Whether you’re just getting started or have been bowhunting a while, consider this your guide to being a proficient archer; after all, even experienced bowhunters need to review their shooting form annually to eliminate bad habits that could cost them come November.
Stance and Grip
Maintain a 90-degree angle between your upper body and your bow arm. This is important, because it allows you to use the correct muscles (your upper back) at full draw to hold back the string. Maintaining this 90-degree angle also assures consistent shooting even in awkward settings, such as sharply uphill or downhill shots.
The grip is among the most important fundamentals and easily overlooked. Your hand position on the bow needs to be precise and extremely consistent shot after shot. It is easy to get sloppy and just grab the bow and draw back, but that can lead to bow torque. Torque, in this case, refers to the residual forces that build up in the wrist and hand that cause the bow to start turning off the target from the instant you release the string. What the bow is doing after the arrow is gone is an indication of what it was starting to do while the arrow was still on the string.
The point where your palm’s lifelines converge (between your pointer finger and thumb) is roughly the correct pressure point between your hand and the back of the grip. More technically, it is that point on your hand that lines up with the bones of your forearm. Pressure at this point won’t cause your wrist to hinge. You don’t want a hinging wrist because it creates another variable you have to control. Let your fingers dangle, don’t make any attempt to either close or forcibly open your hand. A wrist sling will prevent you from dropping your bow.
Your bow arm should be bent just enough to unlock your elbow—this helps to remove tension from your arm.
Anchor Point and Draw Length
Shoot the highest draw weight you can handle accurately. If you can’t draw the bow back five times in rapid succession and then hold the last draw for at least a minute without shaking, you are pulling too much weight.

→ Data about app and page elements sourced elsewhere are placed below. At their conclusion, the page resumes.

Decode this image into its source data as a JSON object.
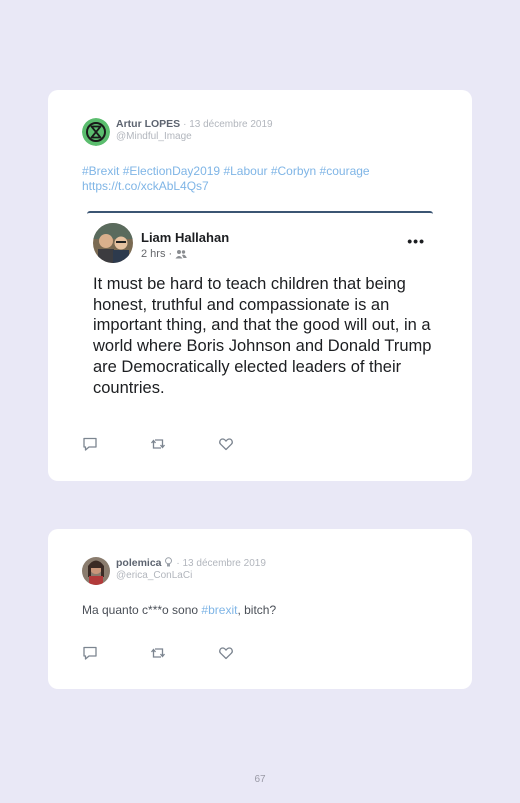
{
  "tweets": [
    {
      "author": "Artur LOPES",
      "date": "· 13 décembre 2019",
      "handle": "@Mindful_Image",
      "hashtags": [
        "#Brexit",
        "#ElectionDay2019",
        "#Labour",
        "#Corbyn",
        "#courage"
      ],
      "link": "https://t.co/xckAbL4Qs7",
      "avatar_icon": "extinction-symbol-icon",
      "embed": {
        "name": "Liam Hallahan",
        "time": "2 hrs ·",
        "audience_icon": "friends-icon",
        "more_icon": "•••",
        "text": "It must be hard to teach children that being honest, truthful and compassionate is an important thing, and that the good will out, in a world where Boris Johnson and Donald Trump are Democratically elected leaders of their countries."
      }
    },
    {
      "author": "polemica",
      "author_icon": "bulb-icon",
      "date": "· 13 décembre 2019",
      "handle": "@erica_ConLaCi",
      "text_before": "Ma quanto c***o sono ",
      "hashtag": "#brexit",
      "text_after": ", bitch?"
    }
  ],
  "action_icons": [
    "reply-icon",
    "retweet-icon",
    "like-icon"
  ],
  "page_number": "67",
  "colors": {
    "background": "#e9e8f6",
    "hashtag": "#7fb5e6",
    "name": "#5d6470",
    "muted": "#b2b6bd"
  }
}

Concentration takes practice. You have to specifically set out to improve your concentration skills in order to achieve this goal. Again, lock in on the smallest portion of the target you can distinguish and stay locked on until the arrow hits.
Aiming and Squeezing
In some cases, target panic gets so bad that the archer literally locks up (usually below the spot) and no matter how hard he tries, he can’t get the pin to move onto the target. He ends up flipping it up with his wrist at the moment he triggers the shot. It is ugly. I know because I have been there.
Forget the shotgun technique; you have to shoot a bow as if it were a rifle. Squeeze the trigger so that the shot takes you by surprise. In so doing, you eliminate the “now!” command that subconsciously rings through your head when the pin pauses for a moment on the spot—forget about timing, focus on the process.
The pin might hover around the spot for a few seconds before the bow goes off. Next time it may be a second or so more. So what? This isn’t a race. There is no reward for shooting fast. We are trying to shoot accurately under supercharged hunting conditions, and that requires a method that is panic-proof. So we must learn to discipline ourselves to fight through the urge to hurry. We must keep aiming and keep squeezing until the bow goes off. Once you break through and reprogram your nervous system, this shooting method is easy and surprisingly accurate.
The pin does not have to stop in order for you to shoot your bow accurately. Even if the pin is floating around the spot the entire time you are squeezing the trigger, you will shoot amazingly well. You have a mysterious centering instinct that tries to pull things toward your point of focus. As long as you keep focusing, keep the pin on the spot (as best you can) and keep squeezing without any attempt to control the timing of the shot, you will be shocked at how well and how consistently you shoot.
I can hear the rumbling from here: “Yes, but deer don’t stand still for five seconds.” In some cases, you are right. You may have to speed up your trigger squeeze when shooting at animals that are prone to move; however, you will shoot much better on game by slowing down, picking your spot and squeezing off the shot. The tendency is to rush shots at game. You have more time than you think.
A good follow-through will cover up many sins. Remember, what the bow does right after the arrow leaves the string is the same thing it is starting to do while the arrow is still on the string. Eliminate movement right after the shot and you will shoot much better.